Some people have pattern of abusive relationships. Sometimes those relationships can represent their entire relationship history. Sometimes it’s just one long nightmare in a marriage that should have never started, and other times its a string of endless narcissists, misogynists, cheats, batterers and so on.
Abusive relationships reflect our own boundaries. Anyone can be deceived by a smooth-talker-turn-abuser, at least once in their lives, but how long you allow them to stay in your life is the issue here. A bad experience should prompt caution for next time, and perhaps recognition of certain patterns in some cases. But to experience serial abusive relationships indicates that you have yet to set your boundaries and most probably you have a negative belief around self-worth driving this pattern.
Jayne’s Serial Abusive Relationships
Jayne experienced a really positive relationship for a few years in her 20’s. The break up was amicable – it was simply time to move on. At that point Jayne left her comfortable base and relocated back to her parents hometown to stay with them for a while. She left behind a good job and a good group of friends. What Jayne had done in fact was to go straight back into a difficult family relationship, particularly with her father.
Nothing Jayne could do would ever be good enough for her Dad. His expectations were unreasonable and he lacked the ability to be emotionally supportive. He had in fact been a very violent father when Jayne was young. Her learning as a child was to strive to please him, always trying so hard to gain his approval, but he never gave it.
From this point on, Jayne ‘attracted’ a series of abusive relationships into her life. For the next eight years each new relationship was worse than the last. She was bullied, cheated on, repeatedly lied to, rumour mongered, physically abused and forced into abortions on two occasions by her respective partners.

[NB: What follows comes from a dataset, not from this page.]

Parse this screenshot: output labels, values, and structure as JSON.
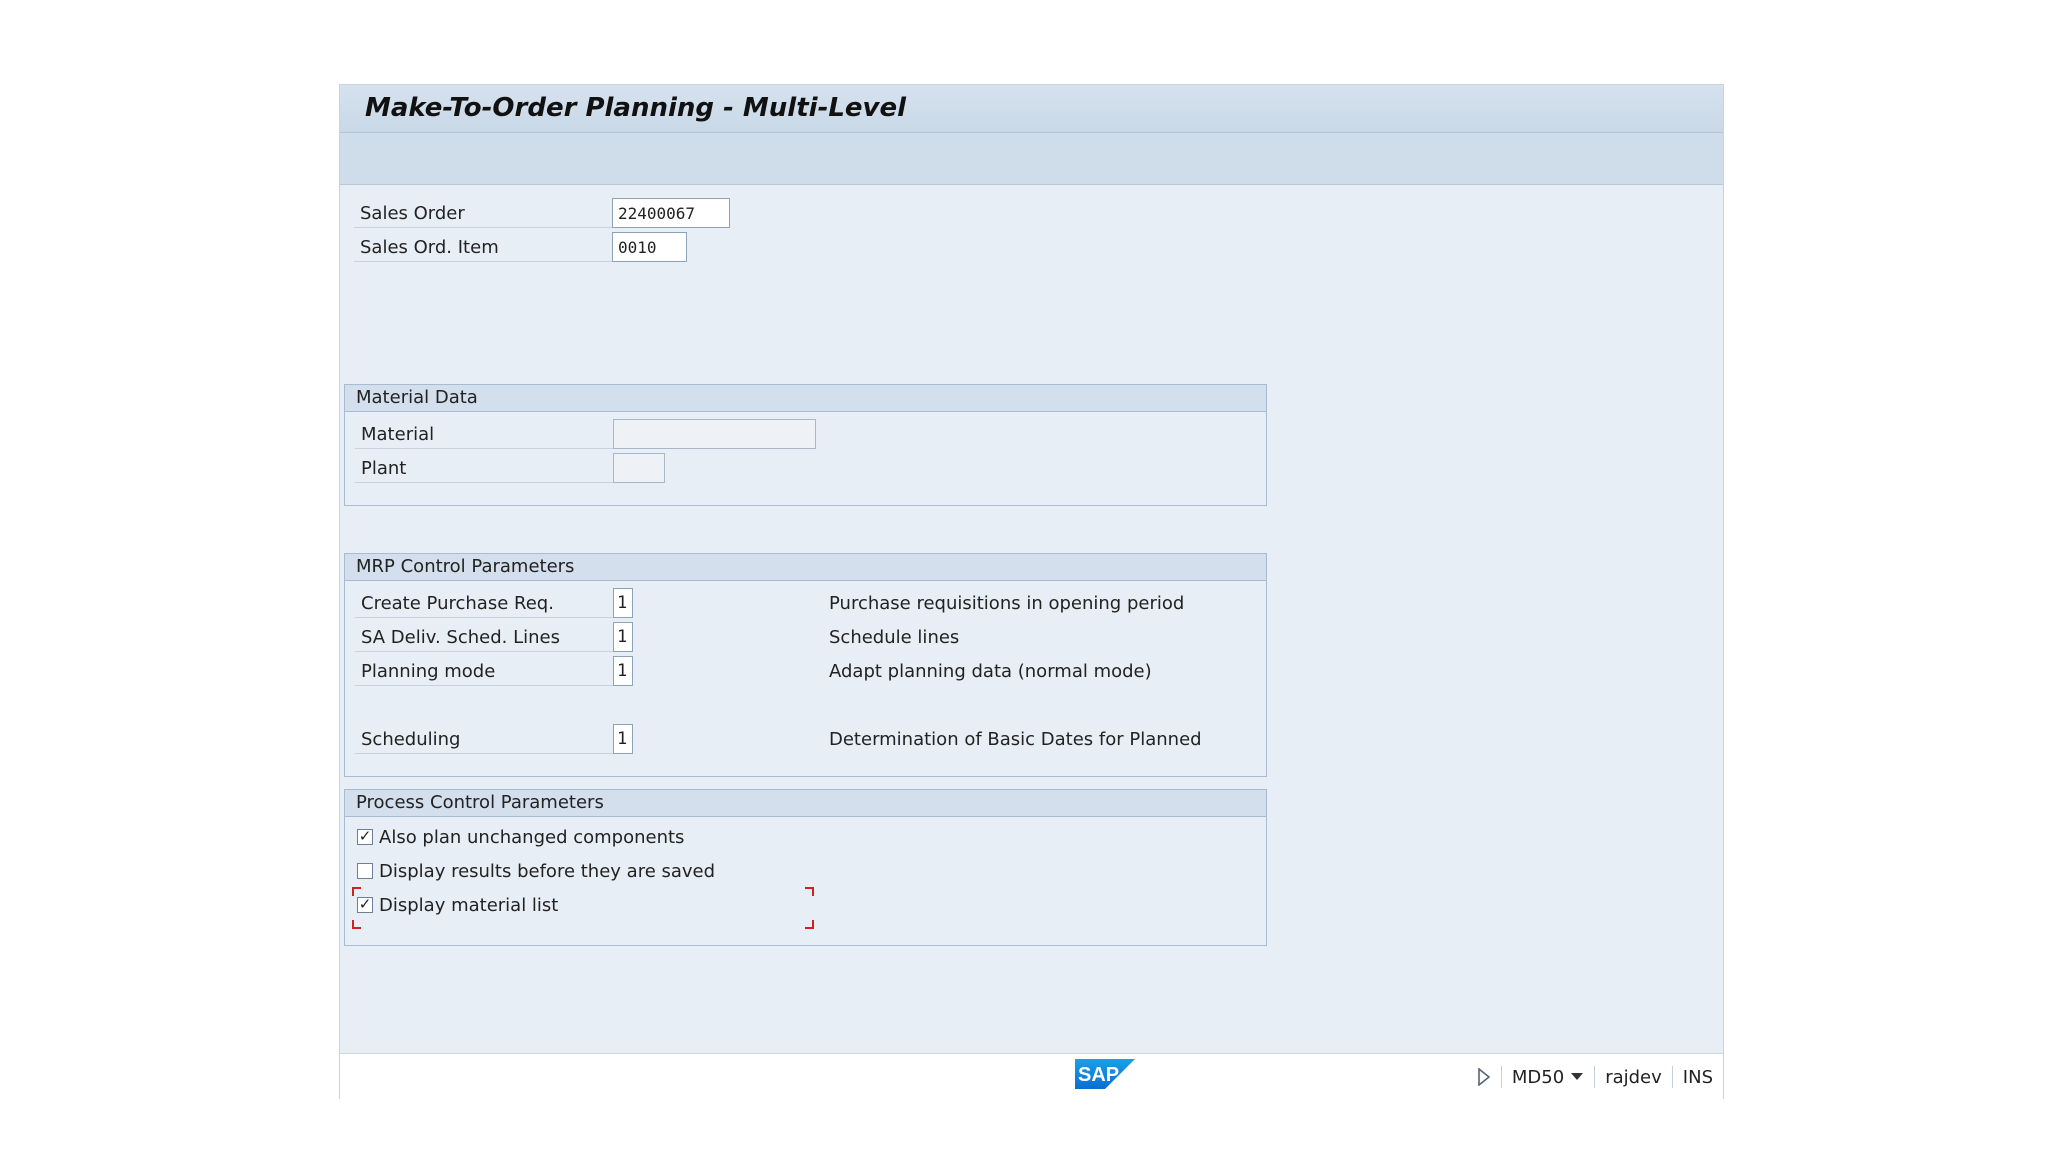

Jayne was a shell of a woman when she came into the clinic. She was in fact mourning her life. It was not until she told me about her relationship with her father that it all made sense to me. She had been harbouring a belief that she would never be good enough. This is a belief she formed as a child.
Because it was so entrenched we needed to work deep. A regression back to the cause took us a good distance in changing that belief but Jayne was in fact suffering from PTSD as a result of her experiences. She was still in shock, reliving that shock on a daily basis. The Rewind technique I used with Jayne helped her to take the trauma down from a 10/10 to a 5/10 intensity, and then we were able to do more work around moving forwards. We did several techniques to break this pattern of belief which was no longer relevant, and Jayne could begin to leave the past behind, where it belongs.
It would take Jayne a little longer to be able to place herself in the future and genuinely sense herself as happy. This is a gauge I often use to ascertain how well we’re doing, especially in long-term trauma cases such as this. But by the end of the fourth session, she was now able to do this.
If you need assistance with abusive relationship issues, we can help. Horizons Clinical Hypnotherapy Sunshine Coast.